Semiotics in design: how inauthenticity is becoming the new ‘Authenticity’

We recently saw that a UK insurance company, Sun Life, have moved into new offices. From the outside, the offices are an all too standard block in a redeveloped part of Bristol. So far, so what?

Inside, it’s a different story. Interior designers have replaced standard plaster walls with unfinished brick. Distressed armchairs populate breakout areas. The kitchen area features mismatched chairs and communal tables.

What does this tell us? Why does the office of what might once have been considered an archetype ‘boring’ employer need to look like a Shoreditch hipster cafe?

Well, the average age of the company’s employees is, we understand, 26. and let’s face it, the offices look pretty cool. And it’s all about attracting and keeping talent. But why is this look now becoming the universal marker of something worthwhile, something ‘Authentic’, be it a beer, a flat white or a career?

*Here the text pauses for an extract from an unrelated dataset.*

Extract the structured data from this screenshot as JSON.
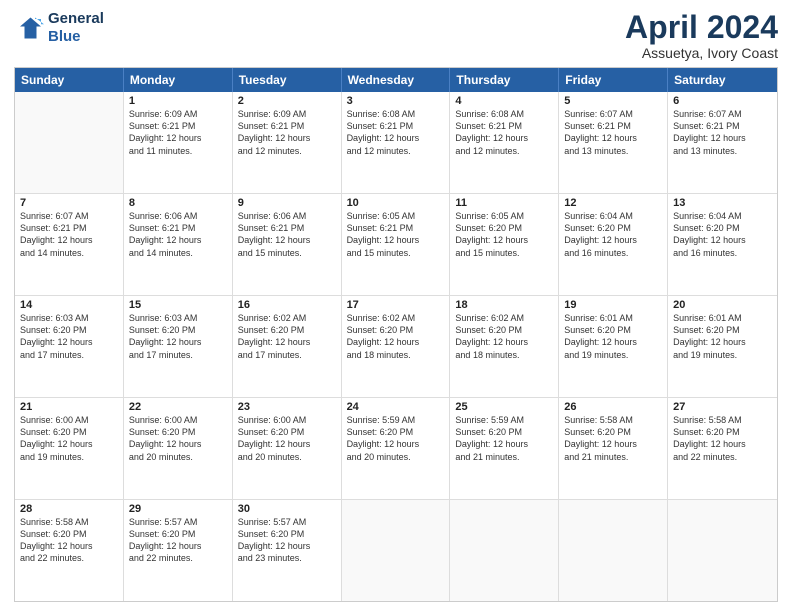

It’s a look that established itself rapidly. For the initial bars and cafes opened by trend leaders, this look had the profound advantage of being cheap – no expensive refurb, and the place can be furnished on pickings from auctions and second-hand shops. The message, the semiotics in design, was that all the work and the money was in the products on sale, not the decor. No shiny marketing artifice here!

It’s a different story when it comes to completely relining a modern office with expensive retro bricks (just think about that cost versus a plaster skim and a coat of white emulsion). This is a big investment in employee satisfaction (kudos to Sun Life). And of course it’s a completely artificial construction of Authenticity – as inauthentic as you can get. So why would an employer think it’s worth it?

We have blogged frequently on how the profound desire for authenticity from consumers is driven in large part by long term uncertainty about the future. With the majority in the UK expecting their children to be worse off than themselves*, it’s no wonder we see a loss of faith in the institutions that were supposed to deliver a better future – government, big corporates and other establishment players.  People are consciously or unconsciously looking for the assurance of quality and of appropriate values – intrinsics they can feel, hold, taste – rather than slick promises of big corporates. They describe this as ‘Authenticity’ and this major shift in culture is evidence of the importance we should place on semiotics in design.

And it’s also no surprise that the past looks like an attractive place compared to an insecure future – hence the rise of retro styling and the return of vinyl, Filofaxes and instant cameras.

What is interesting to us is how the coding of leisure – the semiotics in design of coffee shops and bars – has combined with the default language of Authenticity to creep into all areas of life as a way of saying ‘you can trust us’ and ‘this is worthwhile’. And we love the irony that is being created artificially, as inauthentic as a Disneyland castle or a Las Vegas pyramid. It is just as unreal as the vision of the perfect future that was an equally dominant code in more optimistic times

But just because the new Authenticity is inauthentic, it doesn’t mean that people don’t love it. Perfectly in tune with the times, it is authenticity with all the rough edges filed away, retro with wifi and decent coffee. In these insecure times, the place we all seem to want to be is in a bubble


*Pew Research 2017

Photo credit: Interaction